â€œLizzie Borden Took an Axâ€ stars Christina Ricci as this deadliest of daughters, and tells the story of her parentsâ€™ grisly murder and her subsequent trial in melodramatic fashion.
Borden, who was accused of killing her father and step-mother in 1892, is portrayed as thoroughly guilty by Ricci, who gives her a sociopathic edge via sly looks, such as when her father is found with his face chopped off.
â€œWhat I thought was interesting about playing this part,â€ says Ricci, â€œwas the question of, â€˜How does a person behave once theyâ€™re accused of this in trying to convince everyone theyâ€™re innocent?â€™ â€
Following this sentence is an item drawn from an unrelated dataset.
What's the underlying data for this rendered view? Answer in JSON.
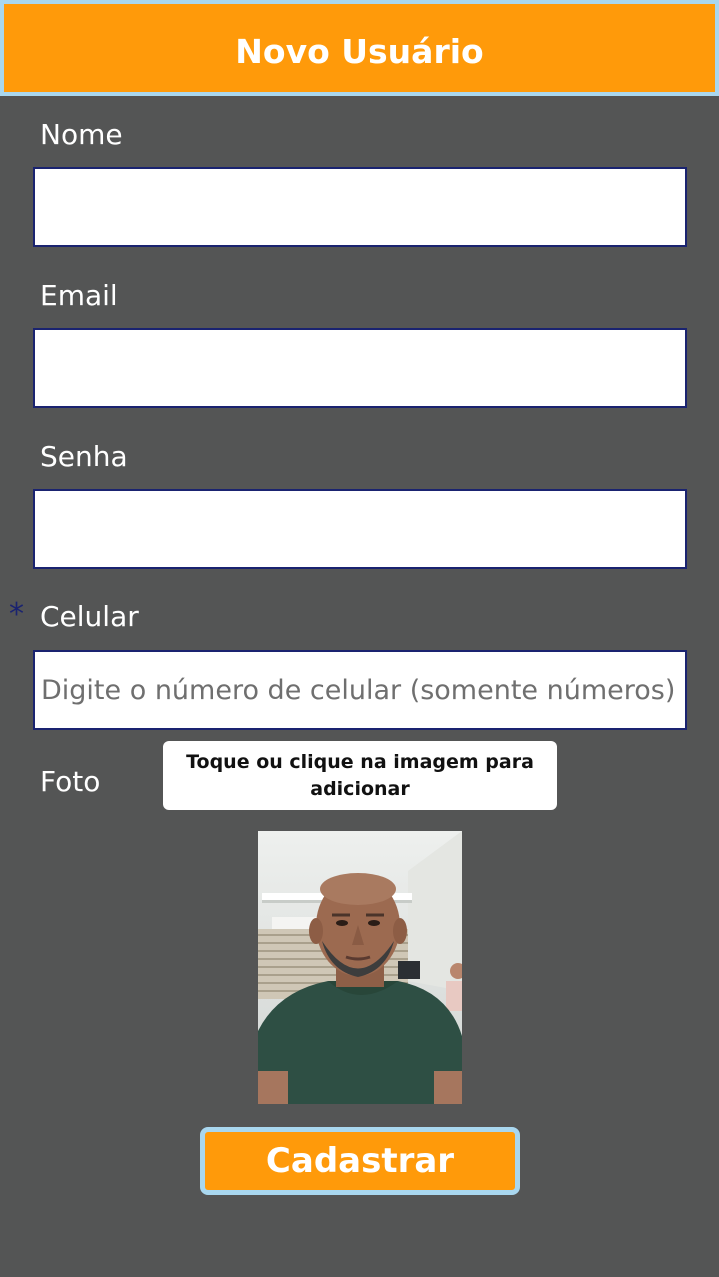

The film comes off as part horror film/part court procedural, as Lizzie tries to convince the police and her sister that she could never have done such a heinous thing â€” a defense that doesnâ€™t hold up when we see Ricci strip naked to destroy her fatherâ€™s face.
The lurid scene was not itself based on evidence but, says Ricci, a likely scenario based on the evidence.
â€œThe best people can do is put all the elements together and hypothesize. [Based on the timeline], there was no way she could have gotten rid of her clothes. So one of the theories is that she committed the crimes naked,â€ Ricci says. â€œIâ€™m a pragmatist, so I thought it was smart. You can wash blood off your body, but itâ€™s harder to get it out of clothes.â€
Borden was acquitted. Her lawyer made the case that she couldnâ€™t possibly have committed such a vicious act because she was a woman.
Executive producer Judith Vernoâ€™s belief in Bordenâ€™s guilt comes from her review of police and court transcripts, some of which appear verbatim in the film.
â€œWe added a line which is right out of the real transcript: â€˜Itâ€™s very hard to imagine that if you found your father dead, on the couch, that you would remain in the house.â€™ To me, the natural instinct would be to leave the house, because the killerâ€™s probably there,â€ she says. â€œThat she sat down and remained so calm was very telling.â€
Whatever is true about this case, for Ricci, playing Borden was a chance to sink her teeth into a disturbed, possibly psychopathic character. Guilty or not, those are often the most fun for actors to play.
â€œThe most interesting people to play are the people who are really troubled, because most people are reactive,â€ she says. â€œThe most proactive person is gonna be the person with a lot going on in their mind.â€